- _SOURCE DATA_:
* * * * * * * * *
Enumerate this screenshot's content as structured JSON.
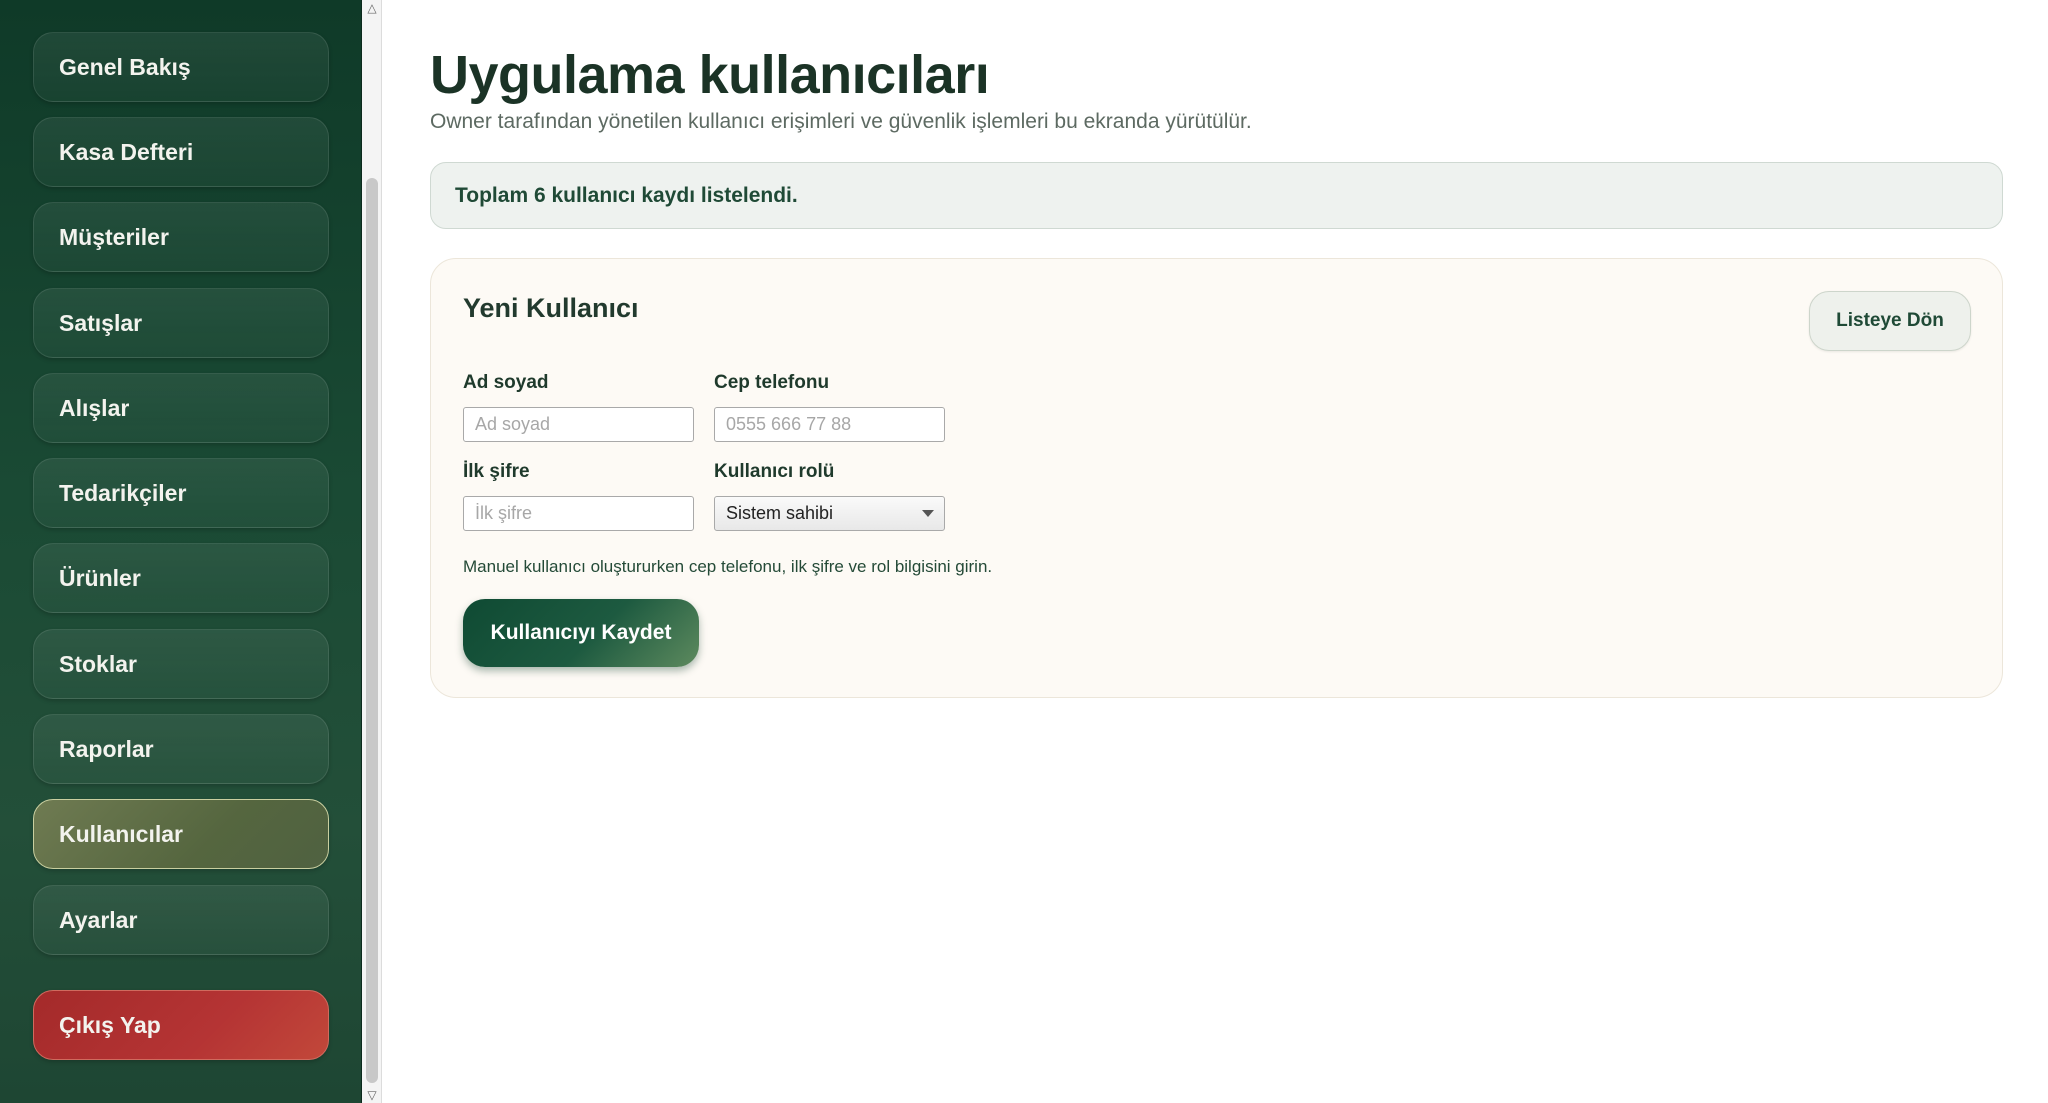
{
  "sidebar": {
    "items": [
      {
        "label": "Genel Bakış"
      },
      {
        "label": "Kasa Defteri"
      },
      {
        "label": "Müşteriler"
      },
      {
        "label": "Satışlar"
      },
      {
        "label": "Alışlar"
      },
      {
        "label": "Tedarikçiler"
      },
      {
        "label": "Ürünler"
      },
      {
        "label": "Stoklar"
      },
      {
        "label": "Raporlar"
      },
      {
        "label": "Kullanıcılar",
        "active": true
      },
      {
        "label": "Ayarlar"
      }
    ],
    "logout_label": "Çıkış Yap"
  },
  "header": {
    "title": "Uygulama kullanıcıları",
    "subtitle": "Owner tarafından yönetilen kullanıcı erişimleri ve güvenlik işlemleri bu ekranda yürütülür."
  },
  "banner": {
    "text": "Toplam 6 kullanıcı kaydı listelendi."
  },
  "form": {
    "title": "Yeni Kullanıcı",
    "back_label": "Listeye Dön",
    "full_name": {
      "label": "Ad soyad",
      "placeholder": "Ad soyad",
      "value": ""
    },
    "phone": {
      "label": "Cep telefonu",
      "placeholder": "0555 666 77 88",
      "value": ""
    },
    "password": {
      "label": "İlk şifre",
      "placeholder": "İlk şifre",
      "value": ""
    },
    "role": {
      "label": "Kullanıcı rolü",
      "selected": "Sistem sahibi"
    },
    "hint": "Manuel kullanıcı oluştururken cep telefonu, ilk şifre ve rol bilgisini girin.",
    "save_label": "Kullanıcıyı Kaydet"
  },
  "colors": {
    "sidebar_bg": "#163f2c",
    "active_item": "#62704a",
    "logout": "#b03030",
    "primary": "#1d5a40"
  }
}
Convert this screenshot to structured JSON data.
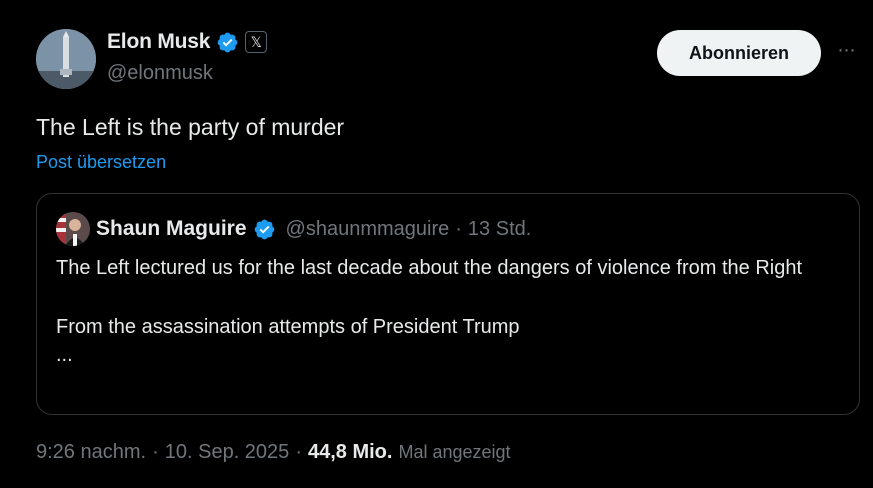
{
  "author": {
    "name": "Elon Musk",
    "handle": "@elonmusk",
    "affiliate_badge": "𝕏"
  },
  "follow_button": "Abonnieren",
  "more_icon": "⋯",
  "tweet": {
    "text": "The Left is the party of murder",
    "translate_link": "Post übersetzen"
  },
  "quoted": {
    "name": "Shaun Maguire",
    "handle": "@shaunmmaguire",
    "separator": "·",
    "time": "13 Std.",
    "line1": "The Left lectured us for the last decade about the dangers of violence from the Right",
    "line2": "From the assassination attempts of President Trump",
    "ellipsis": "..."
  },
  "meta": {
    "time": "9:26 nachm.",
    "sep1": "·",
    "date": "10. Sep. 2025",
    "sep2": "·",
    "views": "44,8 Mio.",
    "views_label": "Mal angezeigt"
  },
  "colors": {
    "background": "#000000",
    "text": "#e7e9ea",
    "muted": "#71767b",
    "link": "#1d9bf0",
    "verified": "#1d9bf0",
    "border": "#2f3336"
  }
}
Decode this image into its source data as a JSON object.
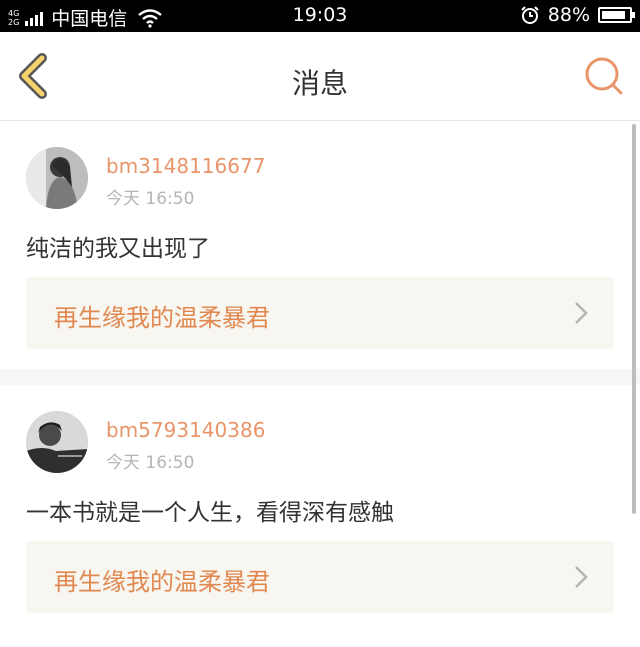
{
  "status_bar": {
    "network_top": "4G",
    "network_bottom": "2G",
    "carrier": "中国电信",
    "time": "19:03",
    "battery": "88%",
    "battery_level": 0.88,
    "icons": [
      "signal-icon",
      "wifi-icon",
      "alarm-icon",
      "battery-icon"
    ]
  },
  "header": {
    "title": "消息",
    "accent_color": "#e8956a"
  },
  "messages": [
    {
      "username": "bm3148116677",
      "time": "今天 16:50",
      "content": "纯洁的我又出现了",
      "book": "再生缘我的温柔暴君"
    },
    {
      "username": "bm5793140386",
      "time": "今天 16:50",
      "content": "一本书就是一个人生，看得深有感触",
      "book": "再生缘我的温柔暴君"
    }
  ]
}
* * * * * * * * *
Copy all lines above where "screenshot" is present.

- _EXERCISE SOLUTION_:
Enumerate this screenshot's content as structured JSON.
Convert this screenshot to structured JSON data.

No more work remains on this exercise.